"The interest of psycho-analysis from a developmental point of view" followed next, organized around the evolution from the psychic life of the child to that of the adult and the discovery that "in spite of all the later development that occurs in the adult, none of the infantile formations perish. All the wishes, instinctual impulses, modes of reaction and attitudes of childhood are still demonstrably present in maturity and in appropriate circumstances emerge once more" (p. 184). Moreover, psychoanalysis confirmed the idea that "'ontogeny is a repetition of phylogeny" (p. 184), which demonstrated its "interest . . . from the point of view of the history of civilization" (p. 184) in relation to deciphering myths, understanding primitive peoples, ancient civilizations and religions. The new hypothesis was that "the principle function of the mental mechanism is to relieve the individual from the tensions created in him by his needs. One part of this task can be achieved by extracting satisfaction from the external world; and for this purpose it is essential to have control over the real world" (p. 186). The study of the neuroses demonstrated the same dynamism and thus enriched anthropological research with its discoveries.
"The interest of psycho-analysis from the point of view of the science of aesthetics" (p. 187) is next stressed, opening the door to this form of "applied psychoanalysis" that has been of such importance in the history of psychoanalysis. But Freud cautiously states that "the motive forces of artists are the same conflicts which drive other people into neurosis and have encouraged society to construct its institutions.
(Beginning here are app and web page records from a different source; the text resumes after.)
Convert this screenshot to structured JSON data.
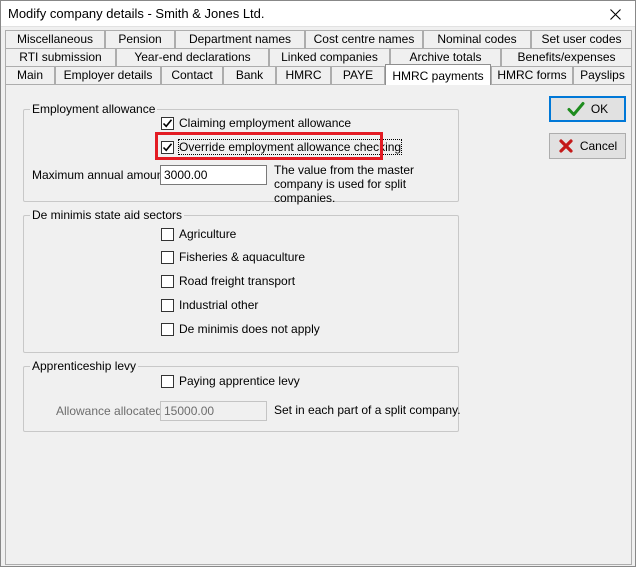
{
  "window": {
    "title": "Modify company details - Smith & Jones Ltd."
  },
  "tabs": {
    "row1": [
      "Miscellaneous",
      "Pension",
      "Department names",
      "Cost centre names",
      "Nominal codes",
      "Set user codes"
    ],
    "row2": [
      "RTI submission",
      "Year-end declarations",
      "Linked companies",
      "Archive totals",
      "Benefits/expenses"
    ],
    "row3": [
      "Main",
      "Employer details",
      "Contact",
      "Bank",
      "HMRC",
      "PAYE",
      "HMRC payments",
      "HMRC forms",
      "Payslips"
    ],
    "active": "HMRC payments"
  },
  "employment_allowance": {
    "group_label": "Employment allowance",
    "claiming_label": "Claiming employment allowance",
    "claiming_checked": true,
    "override_label": "Override employment allowance checking",
    "override_checked": true,
    "max_amount_label": "Maximum annual amount:",
    "max_amount_value": "3000.00",
    "max_amount_note": "The value from the master company is used for split companies."
  },
  "de_minimis": {
    "group_label": "De minimis state aid sectors",
    "items": [
      {
        "label": "Agriculture",
        "checked": false
      },
      {
        "label": "Fisheries & aquaculture",
        "checked": false
      },
      {
        "label": "Road freight transport",
        "checked": false
      },
      {
        "label": "Industrial other",
        "checked": false
      },
      {
        "label": "De minimis does not apply",
        "checked": false
      }
    ]
  },
  "apprenticeship_levy": {
    "group_label": "Apprenticeship levy",
    "paying_label": "Paying apprentice levy",
    "paying_checked": false,
    "allowance_label": "Allowance allocated:",
    "allowance_value": "15000.00",
    "allowance_note": "Set in each part of a split company."
  },
  "buttons": {
    "ok_label": "OK",
    "cancel_label": "Cancel"
  },
  "colors": {
    "highlight": "#e31b23",
    "ok_check": "#1e8c1e",
    "cancel_x": "#c41a1a",
    "focus": "#0078d7"
  }
}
Whence it is that the artist derives his creative capacity is not a question for psychology" (p. 187). Art "constitutes a region half-way between a reality which frustrates wishes and the wish-fulfilling world of the imagination—a region in which, as it were, primitive man's strivings for omnipotence are still in full force" (p. 188).
The erotism underlying social relations and the repression required by the cohabitation of human beings are essential psychoanalytic contributions to "sociology." Hence, also, "the educational interest" (p. 189) of a science that becomes more familiar with the real psychic life of the child and its evolution. "We grown-up people cannot understand children because we no longer understand our own childhood" (p. 189). Teachers learned from the discoveries concerning the "Oedipus complex, self-love (or 'narcissism'), the disposition to perversions, anal erotism, [and] sexual curiosity" (p. 189). Psychoanalysis "can also show what precious contributions to the formation of character are made by these asocial and perverse instincts in the child, if they are not subjected to repression but are diverted from their original aims to more valuable ones by the process known as 'sublimation.' Our highest virtues have grown up, as reaction formations and sublimations, out of our worst dispositions" (p. 190).
Alain de Mijolla
See also: Anthropology and psychoanalysis; Applied psychoanalysis and the interactions of psychoanalysis; Ego; France; Imago. Zeitschrift für die Anwendung der Psychoanalyse auf die Geisteswissenschaften. "On the History of the Psychoanalytic Movement"; Psychoanalytic epistemology; Sociology and psychoanalysis, sociology.
Freud, Sigmund. (1913j). Das Interesse an der Psychoanalyse. Scientia, XIV, p. 240-250, 369-384; GW, VIII: 389-420; The claims of psycho-analysis to scientific interest. SE, 13: 163-190.